When Should I Keep My Child Home from School?
Have you ever grappled with the decision to keep your children home from school or send them on their way, sniffles and all? School rules and your own best judgment often provide the best answer.
The school rules are the rules.
More often than not, a child is going to stay home from school for reasons related to school rules. Examples of such school rules are that the child must be fever-free for 24 hours, have been on antibiotics 24 hours after a strep diagnosis or have not vomited that day.
“In general, if your child is unable to perform school activities, then it is reasonable to have them stay home,” Dr. Michael P. McKenna, Riley Physicians pediatrician, says. “Additionally, if they are going to be significantly infectious, it is reasonable to have your child stay home instead of pushing for that perfect attendance award.”
How can I tell if my child is truly sick or has anxiety about something at school?
This can be a difficult call for parents. A good primary care doctor can give an honest assessment of your child’s illness or anxiety, Dr. McKenna says. When assessing whether or not a child is truly sick, some clues to look for include illnesses that:
- Only seem to occur on a certain day of the week or only during the week
- Miraculously improve in time to participate in a favorite after-school activity
“Often times, the child also has symptoms that cannot be independently verified, like a headache or a stomachache,” Dr. McKenna says. “Certainly, there are plenty of children who have genuine, medical reasons to have these issues. However, they can also be used by children, either intentionally or unintentionally, to avoid something at school.”
What activities should I permit when my child is home sick from school?
This is a tough question that even Dr. McKenna wrestles with when he stays home with his own daughters. Ultimately, a sick child needs plenty of fluids and rest. He says once a child’s fever goes down, he or she may feel significantly better and want to run around and play. In general, he encourages parents to let the child lead the way.
“If they start feeling up to reading or writing or using flashcards, there is no reason to stop them,” Dr. McKenna says. “I try not to let my daughters watch too much television or play on their devices too much. Otherwise, it starts becoming like a vacation, and I don’t want them to enjoy the day too much. If they want to run around and be active, I think that is fine as well.”
Should kids ever take a “personal day” off from school?
Kids learn about the world by pushing the boundaries and pushing back against rules, Dr. McKenna says. He suggests that parents stick firm to the boundaries and rules, even if sometimes it doesn’t feel very good. That includes requiring your kids to go to school when they’d prefer a day off but are well enough for school.
“My personal belief is that it is more important for a child to learn that we are all still expected to perform, even at times when you are not at your best,” Dr. McKenna says regarding “personal days” for children. “Additionally, kids will often remember ‘that one time’ when you let them stay home and then continue to look for opportunities to repeat that.”

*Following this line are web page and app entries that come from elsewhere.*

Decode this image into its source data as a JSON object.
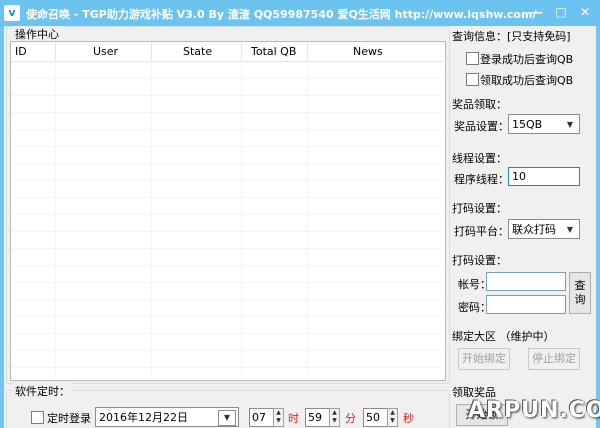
{
  "titlebar": {
    "title": "使命召唤 - TGP助力游戏补贴 V3.0  By 渣渣 QQ59987540    爱Q生活网 http://www.iqshw.com/",
    "minimize_glyph": "—",
    "maximize_glyph": "□",
    "close_glyph": "✕"
  },
  "operations": {
    "legend": "操作中心",
    "columns": [
      "ID",
      "User",
      "State",
      "Total QB",
      "News"
    ]
  },
  "query_info": {
    "title": "查询信息：[只支持免码]",
    "login_check": "登录成功后查询QB",
    "claim_check": "领取成功后查询QB"
  },
  "prize": {
    "title": "奖品领取：",
    "label": "奖品设置：",
    "value": "15QB"
  },
  "thread": {
    "title": "线程设置：",
    "label": "程序线程：",
    "value": "10"
  },
  "captcha": {
    "title": "打码设置：",
    "label": "打码平台：",
    "value": "联众打码"
  },
  "captcha_account": {
    "title": "打码设置：",
    "account_label": "帐号：",
    "password_label": "密码：",
    "query_button": "查询"
  },
  "bind": {
    "title": "绑定大区   （维护中）",
    "start_button": "开始绑定",
    "stop_button": "停止绑定"
  },
  "claim": {
    "title": "领取奖品",
    "start_button": "开始领"
  },
  "schedule": {
    "legend": "软件定时：",
    "timer_login": "定时登录",
    "date": "2016年12月22日",
    "hour": "07",
    "hour_unit": "时",
    "minute": "59",
    "minute_unit": "分",
    "second": "50",
    "second_unit": "秒"
  },
  "watermark": "ARPUN.COM",
  "colors": {
    "titlebar": "#6cc3f0",
    "accent_red": "#e02020"
  }
}
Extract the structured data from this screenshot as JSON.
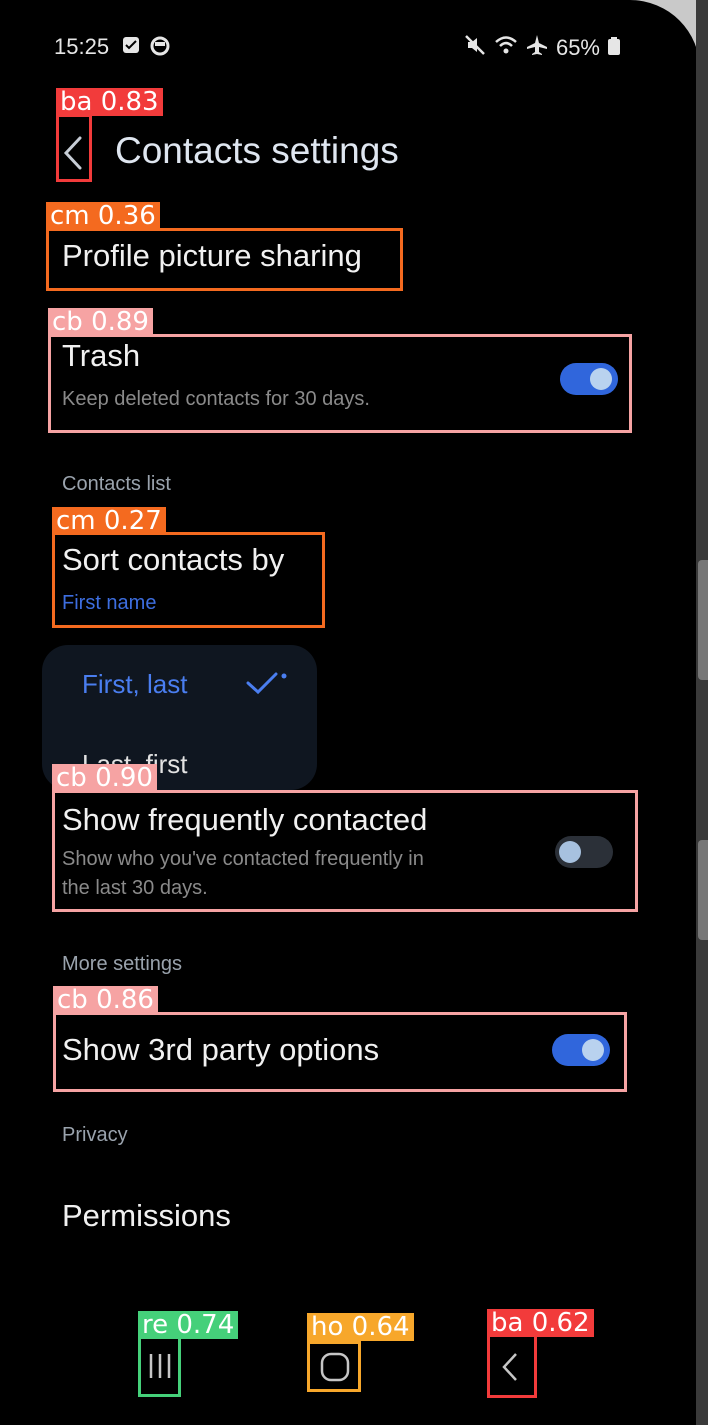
{
  "status": {
    "time": "15:25",
    "battery": "65%"
  },
  "header": {
    "title": "Contacts settings"
  },
  "items": {
    "profile": {
      "title": "Profile picture sharing"
    },
    "trash": {
      "title": "Trash",
      "subtitle": "Keep deleted contacts for 30 days.",
      "on": true
    },
    "contacts_list_header": "Contacts list",
    "sort": {
      "title": "Sort contacts by",
      "value": "First name"
    },
    "sort_options": [
      "First, last",
      "Last, first"
    ],
    "frequent": {
      "title": "Show frequently contacted",
      "subtitle_line1": "Show who you've contacted frequently in",
      "subtitle_line2": "the last 30 days.",
      "on": false
    },
    "more_settings_header": "More settings",
    "third_party": {
      "title": "Show 3rd party options",
      "on": true
    },
    "privacy_header": "Privacy",
    "permissions": {
      "title": "Permissions"
    }
  },
  "detections": [
    {
      "label": "ba 0.83",
      "color": "#f23b3b"
    },
    {
      "label": "cm 0.36",
      "color": "#f46a1f"
    },
    {
      "label": "cb 0.89",
      "color": "#f6a3a3"
    },
    {
      "label": "cm 0.27",
      "color": "#f46a1f"
    },
    {
      "label": "cb 0.90",
      "color": "#f6a3a3"
    },
    {
      "label": "cb 0.86",
      "color": "#f6a3a3"
    },
    {
      "label": "re 0.74",
      "color": "#45d07a"
    },
    {
      "label": "ho 0.64",
      "color": "#f7a72b"
    },
    {
      "label": "ba 0.62",
      "color": "#f23b3b"
    }
  ],
  "colors": {
    "accent": "#3066dc",
    "background": "#000000"
  }
}
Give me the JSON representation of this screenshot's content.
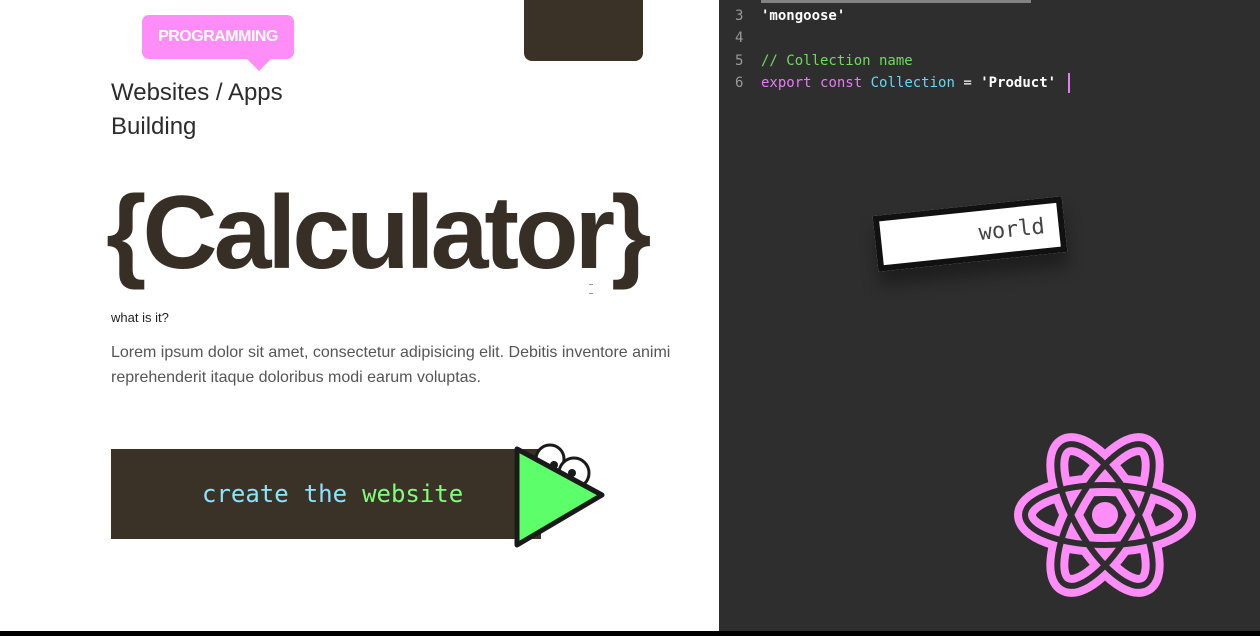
{
  "tag": {
    "label": "PROGRAMMING",
    "color": "#ff8df8"
  },
  "subtitle": {
    "line1": "Websites / Apps",
    "line2": "Building"
  },
  "hero": {
    "title": "{Calculator}"
  },
  "intro": {
    "question": "what is it?",
    "description": "Lorem ipsum dolor sit amet, consectetur adipisicing elit. Debitis inventore animi reprehenderit itaque doloribus modi earum voluptas."
  },
  "cta": {
    "word1": "create",
    "word2": "the",
    "word3": "website"
  },
  "code": {
    "lines": [
      {
        "num": "3",
        "text": "'mongoose'"
      },
      {
        "num": "4",
        "text": ""
      },
      {
        "num": "5",
        "text": "// Collection name"
      },
      {
        "num": "6",
        "kw1": "export",
        "kw2": "const",
        "ident": "Collection",
        "op": "=",
        "str": "'Product'"
      }
    ]
  },
  "card": {
    "text": "world"
  },
  "colors": {
    "left_bg": "#ffffff",
    "right_bg": "#2e2e2e",
    "dark_brown": "#3b3227",
    "pink": "#ff8df8",
    "green": "#5cff6a",
    "cyan": "#8ae4ff"
  },
  "icons": {
    "play": "play-icon",
    "react": "react-logo-icon"
  }
}
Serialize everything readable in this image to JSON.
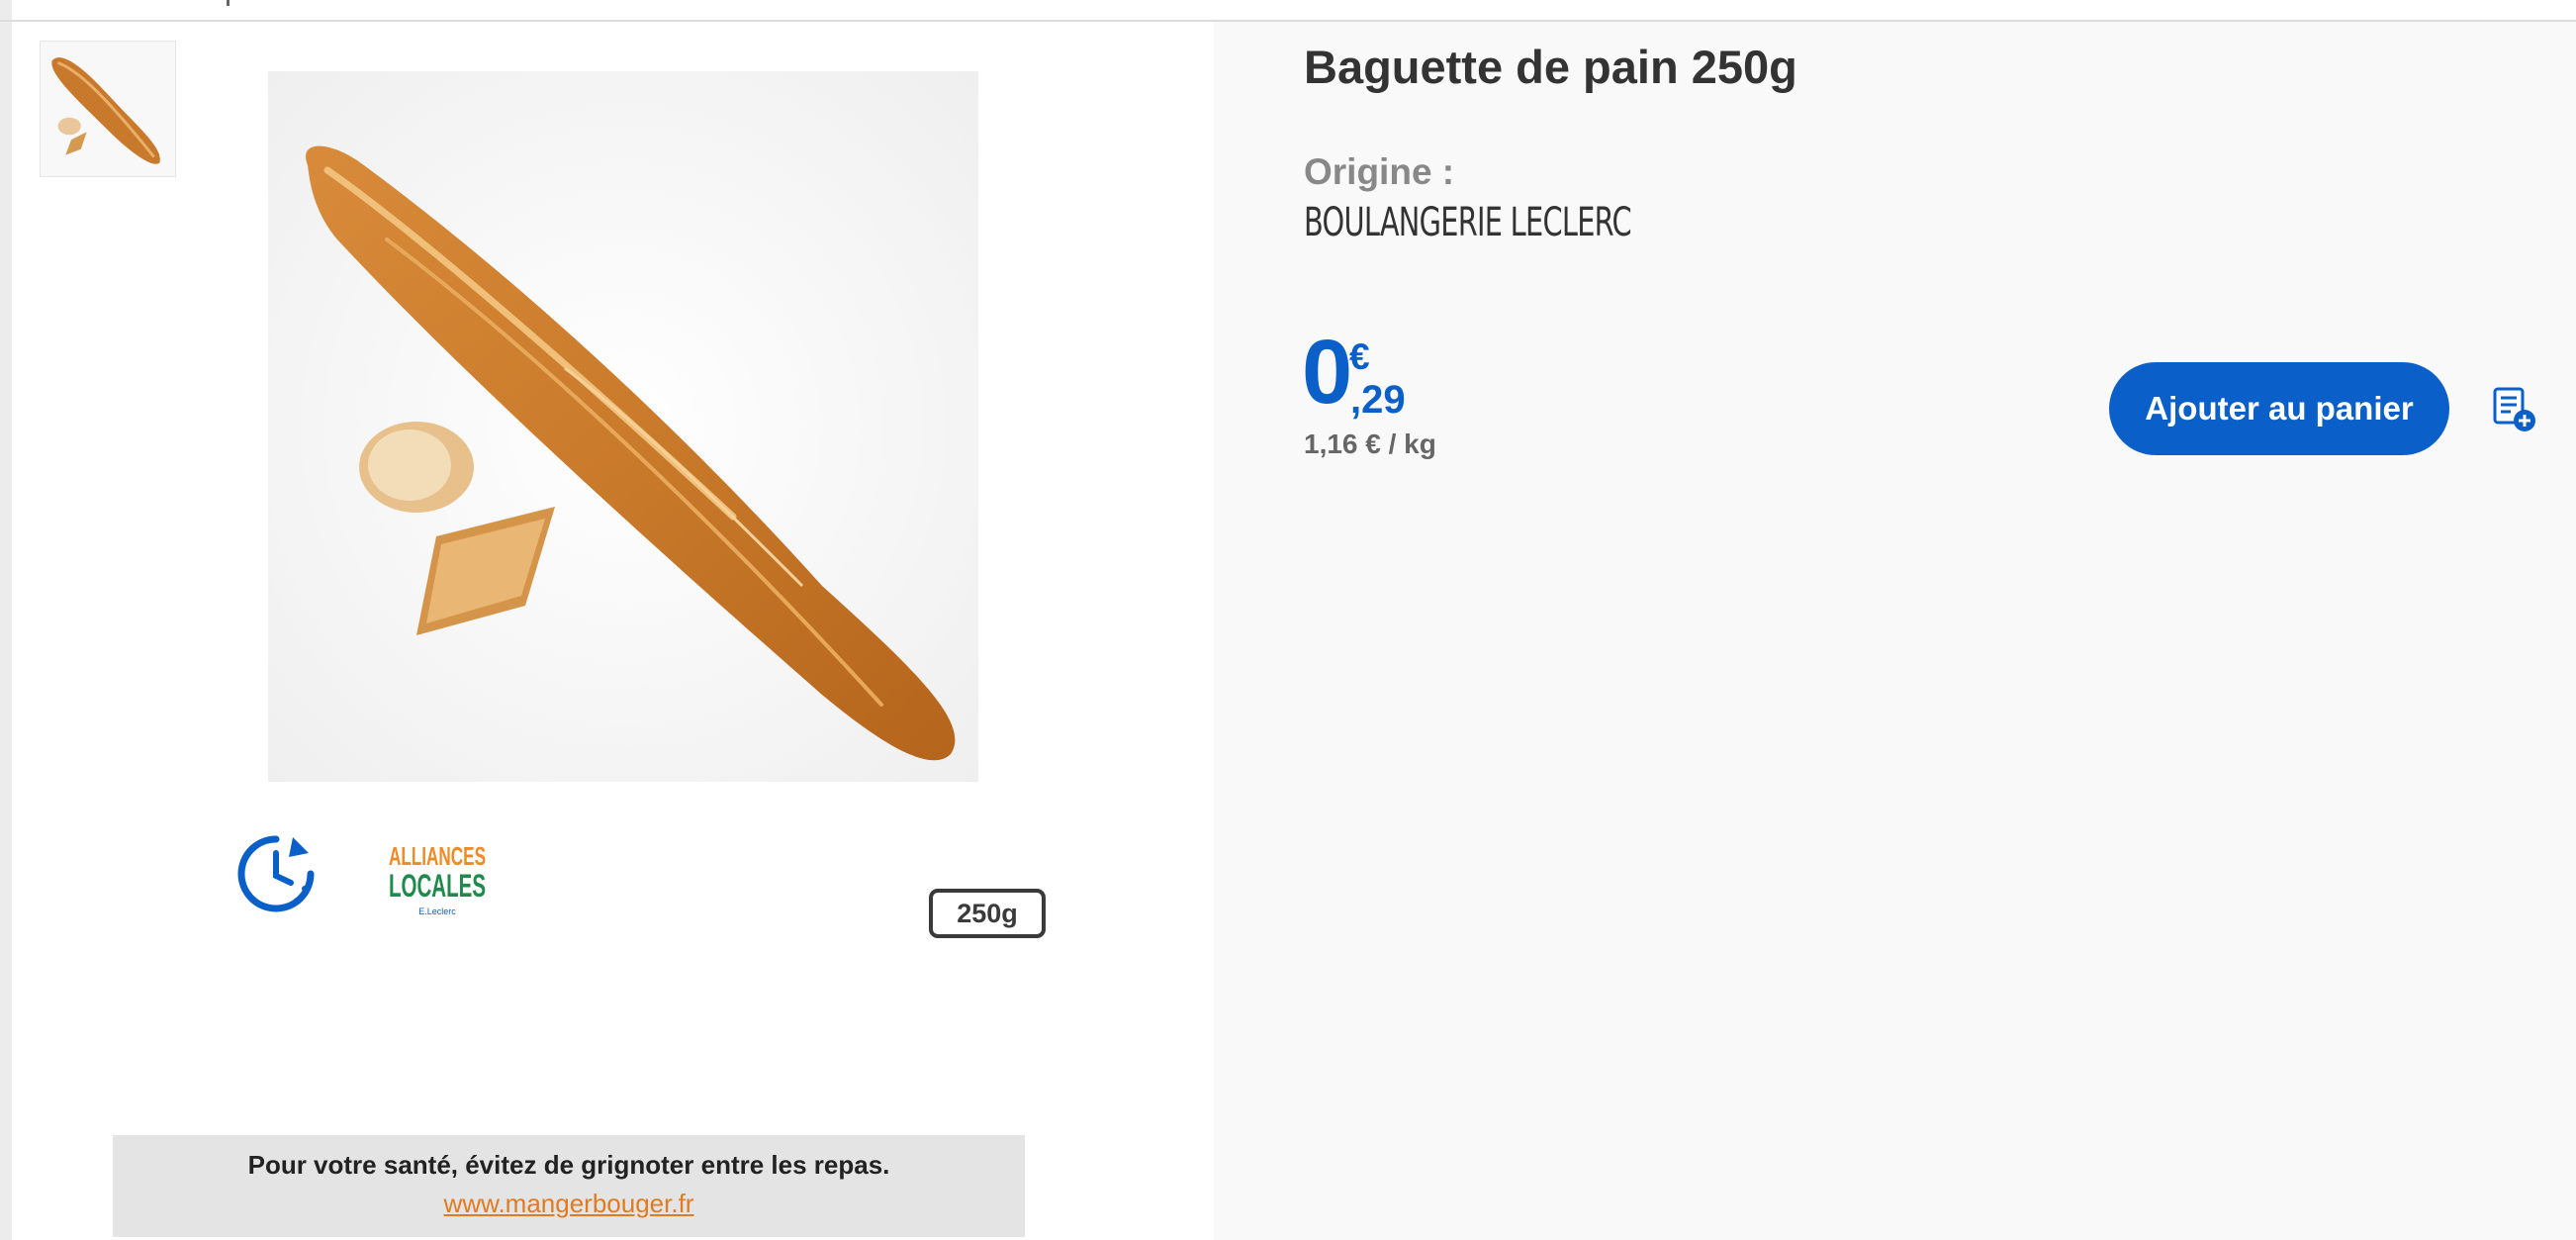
{
  "product": {
    "title": "Baguette de pain 250g",
    "origin_label": "Origine :",
    "origin_value": "BOULANGERIE LECLERC"
  },
  "price": {
    "integer": "0",
    "currency": "€",
    "decimals": ",29",
    "unit_price": "1,16 € / kg"
  },
  "actions": {
    "add_to_cart_label": "Ajouter au panier",
    "shopping_list_icon": "list-add-icon"
  },
  "badges": {
    "clock_icon": "clock-refresh-icon",
    "alliances_line1": "ALLIANCES",
    "alliances_line2": "LOCALES",
    "alliances_sub": "E.Leclerc",
    "weight": "250g"
  },
  "health": {
    "message": "Pour votre santé, évitez de grignoter entre les repas.",
    "link": "www.mangerbouger.fr"
  },
  "colors": {
    "brand_blue": "#0a5fc9",
    "link_orange": "#e07b1f",
    "alliances_orange": "#f08a24",
    "alliances_green": "#1f8a4c"
  }
}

A variety of influences could be at play when your child wants to avoid school—from bullies to a learning problem. If you have concerns about how ill your child truly is, your primary care doctor can be a great resource to help get to the bottom of the problem.